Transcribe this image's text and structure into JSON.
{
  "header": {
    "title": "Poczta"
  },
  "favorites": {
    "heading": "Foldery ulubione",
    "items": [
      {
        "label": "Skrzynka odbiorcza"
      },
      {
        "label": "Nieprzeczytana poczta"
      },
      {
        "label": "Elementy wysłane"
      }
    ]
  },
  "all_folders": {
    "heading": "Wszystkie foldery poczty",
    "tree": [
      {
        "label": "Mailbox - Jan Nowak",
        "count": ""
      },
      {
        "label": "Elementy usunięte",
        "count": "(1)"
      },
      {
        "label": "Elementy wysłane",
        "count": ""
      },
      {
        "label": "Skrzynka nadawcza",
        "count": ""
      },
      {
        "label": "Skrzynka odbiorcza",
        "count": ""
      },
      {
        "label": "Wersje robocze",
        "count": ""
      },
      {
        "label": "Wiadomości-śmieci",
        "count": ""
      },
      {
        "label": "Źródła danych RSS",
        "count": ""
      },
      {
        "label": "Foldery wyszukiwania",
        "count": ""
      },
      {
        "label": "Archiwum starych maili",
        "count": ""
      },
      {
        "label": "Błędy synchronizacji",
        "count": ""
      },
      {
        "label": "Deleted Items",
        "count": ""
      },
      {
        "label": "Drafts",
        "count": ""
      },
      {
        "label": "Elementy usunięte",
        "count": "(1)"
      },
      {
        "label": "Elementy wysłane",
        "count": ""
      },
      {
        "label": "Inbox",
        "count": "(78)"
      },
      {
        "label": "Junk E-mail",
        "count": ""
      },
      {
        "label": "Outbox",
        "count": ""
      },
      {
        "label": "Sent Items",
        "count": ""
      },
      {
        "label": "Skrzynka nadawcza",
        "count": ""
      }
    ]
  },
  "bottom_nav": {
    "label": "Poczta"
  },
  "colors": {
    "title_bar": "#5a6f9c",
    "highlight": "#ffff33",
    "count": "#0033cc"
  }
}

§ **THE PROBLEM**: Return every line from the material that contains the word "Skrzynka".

§ **OUTPUT OF THE EXERCISE**:
        "label": "Skrzynka odbiorcza"
        "label": "Skrzynka nadawcza",
        "label": "Skrzynka odbiorcza",
        "label": "Skrzynka nadawcza",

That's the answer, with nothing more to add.